This is 4 months every year of the value you create down the drain.

In exchange, you will have to do extensive and time consuming bookkeeping and reporting.

I would argue that this will be worth somewhere between 2 to 4 weeks of your productive working hours that go up in smoke.


The Price:

One individual made the argument that Estonia is cheaper than other jurisdictions. Which is important when “bootstrapping”.

I hold nothing against the argument, especially for those starting a business. But I did a (quick) search for service providers. You can get a company plus bank account for 900 Euro.


This means that there are two problems with the bootstrapping argument:

1. If you want a cheap company you could go to the UK or the US (Delaware). That is where the cheapest legal entities are. You can get them for a few hundred bucks.

You will also have a company in a well known jurisdiction, where Estonia as of the moment mostly seems popular with circle jerking digital nomads.

2. Let me tell you that for 1000 Euro more you can set up a structure that can have ZERO percent taxes and reporting requirements. I already told that you will lose 20% taxes (let’s just only take income tax) to get this money and spend it freely. So of every 5000 Euro you make you will lose 1000. So if you make more than 5000 Euro a year (which I hope you do), the cost argument is not valid.


Are there good reasons to set up a company in Estonia?

I can think of a few:

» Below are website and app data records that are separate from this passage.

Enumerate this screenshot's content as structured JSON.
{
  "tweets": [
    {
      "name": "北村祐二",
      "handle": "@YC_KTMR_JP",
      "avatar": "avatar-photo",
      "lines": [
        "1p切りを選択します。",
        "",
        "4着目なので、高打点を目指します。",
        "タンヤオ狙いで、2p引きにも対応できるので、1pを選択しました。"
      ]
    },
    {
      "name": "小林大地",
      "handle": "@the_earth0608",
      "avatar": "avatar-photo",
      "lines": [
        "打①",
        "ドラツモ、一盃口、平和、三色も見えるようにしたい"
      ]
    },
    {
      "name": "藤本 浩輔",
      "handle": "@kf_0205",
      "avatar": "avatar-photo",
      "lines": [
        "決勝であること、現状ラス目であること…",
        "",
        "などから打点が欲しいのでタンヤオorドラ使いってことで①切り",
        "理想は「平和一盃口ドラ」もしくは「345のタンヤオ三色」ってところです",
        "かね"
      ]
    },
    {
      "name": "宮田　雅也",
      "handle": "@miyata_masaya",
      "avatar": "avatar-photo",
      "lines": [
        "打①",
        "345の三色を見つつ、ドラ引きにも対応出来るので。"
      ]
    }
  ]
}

– You will do business in Estonia or the region.

– You need a company in the European Union for some sort of client, regulatory or tax planning requirement.

– There is a very good financial system that provides access to merchant accounts that I am not aware of.


Estonia E-Residency – Conclusion

The Estonia E-residency program is useless for 99% of international business owners.

For setting up a company there are easier, better and cheaper places.


There you have it.


Without E-Residency but also without taxes.


Interested in becoming a tax free digital nomad? Go here…